When she was nine months old, Aasha the Bengal tiger weighed around 30 lbs, as much as a 3-month-old cub. Fortunately for her, Aasha was rescued and brought back to full health.
Vicky Keahey, founder the In-Sync Exotics Wildlife Rescue and Educational Center in Texas, learned about Aasha in March 2011 through her U.S. Department of Agriculture (USDA) inspector, who wanted to transfer the big cat into Keahey’s care.
But there was more to Aasha’s story: she belonged to a traveling circus and shared a cage with a much bigger tiger who frequently attacked her.
Here is Aasha when she first arrived to In-Sync.
The USDA inspector explained that the animals at the circus weren’t getting proper care, adding that there was something particularly wrong with Aasha.
Keahey agreed to take Aasha in and, as soon as she saw her, she knew precisely what was wrong with the young tiger cub: ringworm. She said:
Aasha’s bald spots covered almost her entire body and her skin was dry [with] cracked, darken areas and bleeding.
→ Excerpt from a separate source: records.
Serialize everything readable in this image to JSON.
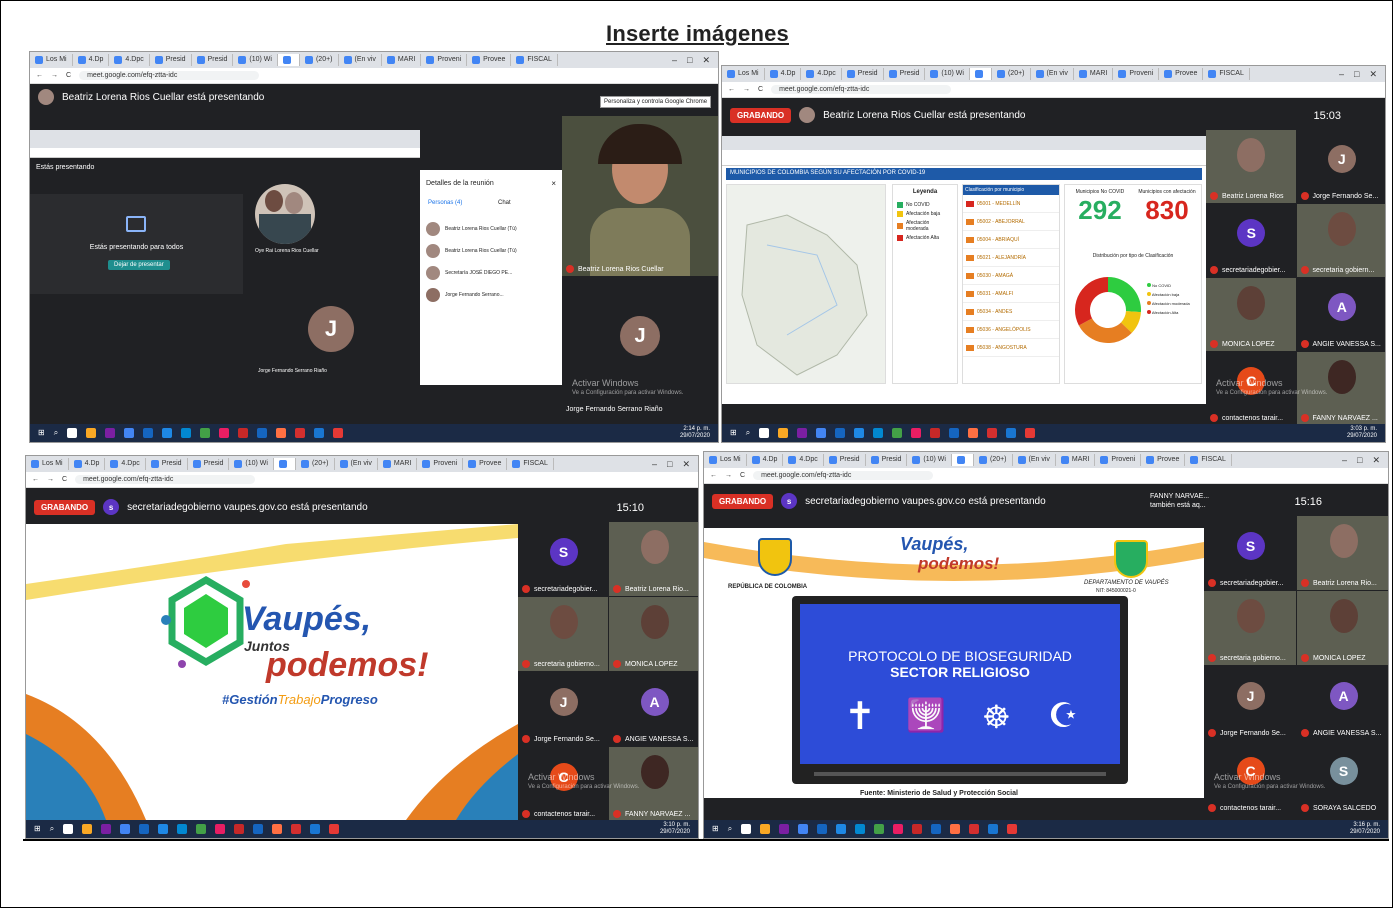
{
  "page_title": "Inserte imágenes",
  "common": {
    "tabs": [
      "Los Mi",
      "4.Dp",
      "4.Dpc",
      "Presid",
      "Presid",
      "(10) Wi",
      "",
      "(20+)",
      "(En viv",
      "MARI",
      "Proveni",
      "Provee",
      "FISCAL"
    ],
    "url": "meet.google.com/efq-ztta-idc",
    "activar_title": "Activar Windows",
    "activar_sub": "Ve a Configuración para activar Windows.",
    "date": "29/07/2020"
  },
  "s1": {
    "presenter": "Beatriz Lorena Rios Cuellar está presentando",
    "inner_presenting": "Estás presentando",
    "inner_msg": "Estás presentando para todos",
    "inner_stop": "Dejar de presentar",
    "details_title": "Detalles de la reunión",
    "people_tab": "Personas (4)",
    "chat_tab": "Chat",
    "people": [
      "Beatriz Lorena Rios Cuellar (Tú)",
      "Beatriz Lorena Rios Cuellar (Tú)",
      "Secretaría JOSÉ DIEGO PE...",
      "Jorge Fernando Serrano..."
    ],
    "center_name": "Oye Rai Lorena Rios Cuellar",
    "big_person": "Beatriz Lorena Rios Cuellar",
    "jorge_name": "Jorge Fernando Serrano Riaño",
    "jorge_initial": "J",
    "time": "2:14 p. m.",
    "chrome_note": "Personaliza y controla Google Chrome"
  },
  "s2": {
    "rec": "GRABANDO",
    "presenter": "Beatriz Lorena Rios Cuellar está presentando",
    "clock": "15:03",
    "map_header": "MUNICIPIOS DE COLOMBIA SEGÚN SU AFECTACIÓN POR COVID-19",
    "leyenda": "Leyenda",
    "clasificacion": "Clasificación por municipio",
    "no_covid_label": "Municipios No COVID",
    "no_covid": "292",
    "afect_label": "Municipios con afectación",
    "afect": "830",
    "dist_label": "Distribución por tipo de Clasificación",
    "legend": [
      "No COVID",
      "Afectación baja",
      "Afectación moderada",
      "Afectación Alta"
    ],
    "donut": [
      {
        "label": "No COVID",
        "value": 26.02,
        "color": "#2ecc40"
      },
      {
        "label": "Afectación baja",
        "value": 11.17,
        "color": "#f1c40f"
      },
      {
        "label": "Afectación moderada",
        "value": 30.06,
        "color": "#e67e22"
      },
      {
        "label": "Afectación Alta",
        "value": 32.75,
        "color": "#d7261e"
      }
    ],
    "munis": [
      "05001 - MEDELLÍN",
      "05002 - ABEJORRAL",
      "05004 - ABRIAQUÍ",
      "05021 - ALEJANDRÍA",
      "05030 - AMAGÁ",
      "05031 - AMALFI",
      "05034 - ANDES",
      "05036 - ANGELÓPOLIS",
      "05038 - ANGOSTURA"
    ],
    "participants": [
      {
        "n": "Beatriz Lorena Rios",
        "i": "",
        "c": "#8d6e63"
      },
      {
        "n": "Jorge Fernando Se...",
        "i": "J",
        "c": "#8d6e63"
      },
      {
        "n": "secretariadegobier...",
        "i": "S",
        "c": "#5c35c4"
      },
      {
        "n": "secretaria gobiern...",
        "i": "",
        "c": "#6d4c41"
      },
      {
        "n": "MONICA LOPEZ",
        "i": "",
        "c": "#5d4037"
      },
      {
        "n": "ANGIE VANESSA S...",
        "i": "A",
        "c": "#7e57c2"
      },
      {
        "n": "contactenos tarair...",
        "i": "C",
        "c": "#e64a19"
      },
      {
        "n": "FANNY NARVAEZ ...",
        "i": "",
        "c": "#3e2723"
      }
    ],
    "time": "3:03 p. m."
  },
  "s3": {
    "rec": "GRABANDO",
    "presenter": "secretariadegobierno vaupes.gov.co está presentando",
    "clock": "15:10",
    "logo_main": "Vaupés,",
    "logo_juntos": "Juntos",
    "logo_podemos": "podemos!",
    "hashtag_a": "#Gestión",
    "hashtag_b": "Trabajo",
    "hashtag_c": "Progreso",
    "participants": [
      {
        "n": "secretariadegobier...",
        "i": "S",
        "c": "#5c35c4"
      },
      {
        "n": "Beatriz Lorena Rio...",
        "i": "",
        "c": "#8d6e63"
      },
      {
        "n": "secretaria gobierno...",
        "i": "",
        "c": "#6d4c41"
      },
      {
        "n": "MONICA LOPEZ",
        "i": "",
        "c": "#5d4037"
      },
      {
        "n": "Jorge Fernando Se...",
        "i": "J",
        "c": "#8d6e63"
      },
      {
        "n": "ANGIE VANESSA S...",
        "i": "A",
        "c": "#7e57c2"
      },
      {
        "n": "contactenos tarair...",
        "i": "C",
        "c": "#e64a19"
      },
      {
        "n": "FANNY NARVAEZ ...",
        "i": "",
        "c": "#3e2723"
      }
    ],
    "time": "3:10 p. m."
  },
  "s4": {
    "rec": "GRABANDO",
    "presenter": "secretariadegobierno vaupes.gov.co está presentando",
    "also": "FANNY NARVAE... también está aq...",
    "clock": "15:16",
    "rep": "REPÚBLICA DE COLOMBIA",
    "dep": "DEPARTAMENTO DE VAUPÉS",
    "nit": "NIT: 845000021-0",
    "proto1": "PROTOCOLO DE BIOSEGURIDAD",
    "proto2": "SECTOR RELIGIOSO",
    "fuente": "Fuente: Ministerio de Salud y Protección Social",
    "participants": [
      {
        "n": "secretariadegobier...",
        "i": "S",
        "c": "#5c35c4"
      },
      {
        "n": "Beatriz Lorena Rio...",
        "i": "",
        "c": "#8d6e63"
      },
      {
        "n": "secretaria gobierno...",
        "i": "",
        "c": "#6d4c41"
      },
      {
        "n": "MONICA LOPEZ",
        "i": "",
        "c": "#5d4037"
      },
      {
        "n": "Jorge Fernando Se...",
        "i": "J",
        "c": "#8d6e63"
      },
      {
        "n": "ANGIE VANESSA S...",
        "i": "A",
        "c": "#7e57c2"
      },
      {
        "n": "contactenos tarair...",
        "i": "C",
        "c": "#e64a19"
      },
      {
        "n": "SORAYA SALCEDO",
        "i": "S",
        "c": "#78909c"
      }
    ],
    "time": "3:16 p. m."
  }
}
Aasha also had open wounds, which Keahey believes were bite marks from the larger tiger she lived with. The veterinarian confirmed Aasha’s ringworm and she was taken to an isolated enclosure at In-Sync Exotics.
When she was rescued from circus, her bald spots covered almost her entire body and her skin was dry [with] cracked, darken areas and bleeding.
Every day, twice a day, I would go in and give Aasha medications and spend time with her. I knew I was going to have to handle her in order to get her well.
Aasha also received a special medicated bath every day, which she wasn’t exactly in love with and kept running away, forcing Keahey to chase after her.
However, little did Aasha realize that she would soon become quite the swimmer.
“Every day, twice a day, I would go in and give Aasha medications and spend time with her”, said Keahey, founder of Texas’ In-Sync Exotics Wildlife Rescue and Educational Center.
After eight weeks of treatments you could see little bits of fuzz growing back to [what once] bald spots.
By the time the treatments were over, Aasha loved the water so I put a small tub in [her enclosure] for her to splash in.
Under Keahey’s care, the tiger started to grow in size and, though Keahey could not sit in Aasha’s enclosure with her now that she was bigger and healthier, the keeper still loved to interact with her charge through games like giving Aasha a good soaking with a hose.
At first, Keahey would have to chase Aasha to get her into medicated baths… but the cub soon started to like them and her condition improved drastically!
Within eight months she looked like a real tiger, and it was time to see how she would react to other tigers.
We loaded her up and put her right next door to Smuggler. He went crazy for her and was always showing off for her.
Despite the fact that Smuggler was three times as big as Aasha, Keahey sensed that there was an attraction between the two cats and also believed that Aasha would be able to handle herself with the male tiger, so the two started dating.
“Within eight months she looked like a real tiger.”
The two tigers got to know each other better through supervised playdates, until their keepers believed the cats were ready to move into the same enclosure together. Keahey said:
That was about four years ago…
Aasha is still about half Smuggler’s size, but he knows when to steer clear of her.
Aasha was then introduced to a bigger tiger named Smuggler who “went crazy for her and was always showing off for her”.
Now the two live in the same enclosure together and Aasha is a healthy and very much loved tigress.
Aasha’s grown from a sickly, undernourished tiger cub and a victim of mistreatment and neglect to a healthy, playful, confident adult tiger who loves the thing she used to be scared of most — the water.
Here are Aasha and Smuggler playing together back when they were first getting to know each other:
And here are the highlights:
The hottest on Viral Spell right now:
Share this awesome story with your friends on Facebook and Twitter below — they would want to see it, too!